[Records drawn from a dataset]
┄┄┄┄┄┄┄┄┄┄┄┄┄┄┄┄┄┄┄┄
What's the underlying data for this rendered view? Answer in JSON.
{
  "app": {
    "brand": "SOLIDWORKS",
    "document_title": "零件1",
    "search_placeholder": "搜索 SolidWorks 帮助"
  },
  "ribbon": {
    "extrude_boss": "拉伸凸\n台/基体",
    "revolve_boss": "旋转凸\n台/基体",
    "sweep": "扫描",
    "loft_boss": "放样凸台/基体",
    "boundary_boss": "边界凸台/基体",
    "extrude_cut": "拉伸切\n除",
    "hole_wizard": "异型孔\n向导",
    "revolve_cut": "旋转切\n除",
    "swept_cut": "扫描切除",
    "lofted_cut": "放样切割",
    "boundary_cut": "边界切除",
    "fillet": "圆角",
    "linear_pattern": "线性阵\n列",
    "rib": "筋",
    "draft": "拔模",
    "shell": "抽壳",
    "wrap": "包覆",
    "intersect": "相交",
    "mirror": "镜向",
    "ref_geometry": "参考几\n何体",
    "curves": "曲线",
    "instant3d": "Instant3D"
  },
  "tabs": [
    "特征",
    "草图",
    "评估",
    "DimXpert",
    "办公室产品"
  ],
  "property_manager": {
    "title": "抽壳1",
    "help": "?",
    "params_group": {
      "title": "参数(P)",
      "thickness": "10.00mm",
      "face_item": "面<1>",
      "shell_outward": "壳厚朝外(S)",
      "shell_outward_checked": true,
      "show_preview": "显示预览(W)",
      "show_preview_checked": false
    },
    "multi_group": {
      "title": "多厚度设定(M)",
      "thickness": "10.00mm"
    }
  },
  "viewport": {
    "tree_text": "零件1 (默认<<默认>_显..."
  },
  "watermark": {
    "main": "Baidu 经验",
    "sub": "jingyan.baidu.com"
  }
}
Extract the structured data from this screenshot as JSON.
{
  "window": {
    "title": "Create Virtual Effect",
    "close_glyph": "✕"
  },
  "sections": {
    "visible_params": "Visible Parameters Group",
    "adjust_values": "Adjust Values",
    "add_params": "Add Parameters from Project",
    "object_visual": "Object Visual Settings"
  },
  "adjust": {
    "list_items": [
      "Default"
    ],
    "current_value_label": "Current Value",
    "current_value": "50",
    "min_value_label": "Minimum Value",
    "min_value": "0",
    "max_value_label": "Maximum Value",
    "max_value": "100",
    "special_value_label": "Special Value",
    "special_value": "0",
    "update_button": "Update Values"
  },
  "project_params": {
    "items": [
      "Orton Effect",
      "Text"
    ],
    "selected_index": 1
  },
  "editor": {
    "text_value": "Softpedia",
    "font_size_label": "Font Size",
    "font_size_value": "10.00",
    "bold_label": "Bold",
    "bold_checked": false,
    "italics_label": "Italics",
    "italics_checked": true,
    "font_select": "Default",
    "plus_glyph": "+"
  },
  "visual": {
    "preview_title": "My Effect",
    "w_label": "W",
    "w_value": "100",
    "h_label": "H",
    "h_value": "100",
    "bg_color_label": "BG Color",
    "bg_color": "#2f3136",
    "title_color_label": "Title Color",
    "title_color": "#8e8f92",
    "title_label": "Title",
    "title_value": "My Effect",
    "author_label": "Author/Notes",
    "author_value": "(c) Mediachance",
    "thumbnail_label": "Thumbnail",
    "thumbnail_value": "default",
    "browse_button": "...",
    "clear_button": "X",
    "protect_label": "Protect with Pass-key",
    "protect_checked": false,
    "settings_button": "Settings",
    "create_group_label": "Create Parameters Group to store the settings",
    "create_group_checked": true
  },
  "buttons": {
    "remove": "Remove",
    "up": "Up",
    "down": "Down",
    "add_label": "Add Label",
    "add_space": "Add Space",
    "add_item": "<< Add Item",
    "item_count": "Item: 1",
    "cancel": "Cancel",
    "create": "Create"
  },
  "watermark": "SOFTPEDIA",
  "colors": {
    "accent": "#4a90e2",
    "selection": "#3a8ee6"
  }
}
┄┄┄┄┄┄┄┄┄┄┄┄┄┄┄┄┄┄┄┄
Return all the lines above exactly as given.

* YOUR RESPONSE:
What's the underlying data for this rendered view? Answer in JSON.
{
  "app": {
    "brand": "SOLIDWORKS",
    "document_title": "零件1",
    "search_placeholder": "搜索 SolidWorks 帮助"
  },
  "ribbon": {
    "extrude_boss": "拉伸凸\n台/基体",
    "revolve_boss": "旋转凸\n台/基体",
    "sweep": "扫描",
    "loft_boss": "放样凸台/基体",
    "boundary_boss": "边界凸台/基体",
    "extrude_cut": "拉伸切\n除",
    "hole_wizard": "异型孔\n向导",
    "revolve_cut": "旋转切\n除",
    "swept_cut": "扫描切除",
    "lofted_cut": "放样切割",
    "boundary_cut": "边界切除",
    "fillet": "圆角",
    "linear_pattern": "线性阵\n列",
    "rib": "筋",
    "draft": "拔模",
    "shell": "抽壳",
    "wrap": "包覆",
    "intersect": "相交",
    "mirror": "镜向",
    "ref_geometry": "参考几\n何体",
    "curves": "曲线",
    "instant3d": "Instant3D"
  },
  "tabs": [
    "特征",
    "草图",
    "评估",
    "DimXpert",
    "办公室产品"
  ],
  "property_manager": {
    "title": "抽壳1",
    "help": "?",
    "params_group": {
      "title": "参数(P)",
      "thickness": "10.00mm",
      "face_item": "面<1>",
      "shell_outward": "壳厚朝外(S)",
      "shell_outward_checked": true,
      "show_preview": "显示预览(W)",
      "show_preview_checked": false
    },
    "multi_group": {
      "title": "多厚度设定(M)",
      "thickness": "10.00mm"
    }
  },
  "viewport": {
    "tree_text": "零件1 (默认<<默认>_显..."
  },
  "watermark": {
    "main": "Baidu 经验",
    "sub": "jingyan.baidu.com"
  }
}
Extract the structured data from this screenshot as JSON.
{
  "window": {
    "title": "Create Virtual Effect",
    "close_glyph": "✕"
  },
  "sections": {
    "visible_params": "Visible Parameters Group",
    "adjust_values": "Adjust Values",
    "add_params": "Add Parameters from Project",
    "object_visual": "Object Visual Settings"
  },
  "adjust": {
    "list_items": [
      "Default"
    ],
    "current_value_label": "Current Value",
    "current_value": "50",
    "min_value_label": "Minimum Value",
    "min_value": "0",
    "max_value_label": "Maximum Value",
    "max_value": "100",
    "special_value_label": "Special Value",
    "special_value": "0",
    "update_button": "Update Values"
  },
  "project_params": {
    "items": [
      "Orton Effect",
      "Text"
    ],
    "selected_index": 1
  },
  "editor": {
    "text_value": "Softpedia",
    "font_size_label": "Font Size",
    "font_size_value": "10.00",
    "bold_label": "Bold",
    "bold_checked": false,
    "italics_label": "Italics",
    "italics_checked": true,
    "font_select": "Default",
    "plus_glyph": "+"
  },
  "visual": {
    "preview_title": "My Effect",
    "w_label": "W",
    "w_value": "100",
    "h_label": "H",
    "h_value": "100",
    "bg_color_label": "BG Color",
    "bg_color": "#2f3136",
    "title_color_label": "Title Color",
    "title_color": "#8e8f92",
    "title_label": "Title",
    "title_value": "My Effect",
    "author_label": "Author/Notes",
    "author_value": "(c) Mediachance",
    "thumbnail_label": "Thumbnail",
    "thumbnail_value": "default",
    "browse_button": "...",
    "clear_button": "X",
    "protect_label": "Protect with Pass-key",
    "protect_checked": false,
    "settings_button": "Settings",
    "create_group_label": "Create Parameters Group to store the settings",
    "create_group_checked": true
  },
  "buttons": {
    "remove": "Remove",
    "up": "Up",
    "down": "Down",
    "add_label": "Add Label",
    "add_space": "Add Space",
    "add_item": "<< Add Item",
    "item_count": "Item: 1",
    "cancel": "Cancel",
    "create": "Create"
  },
  "watermark": "SOFTPEDIA",
  "colors": {
    "accent": "#4a90e2",
    "selection": "#3a8ee6"
  }
}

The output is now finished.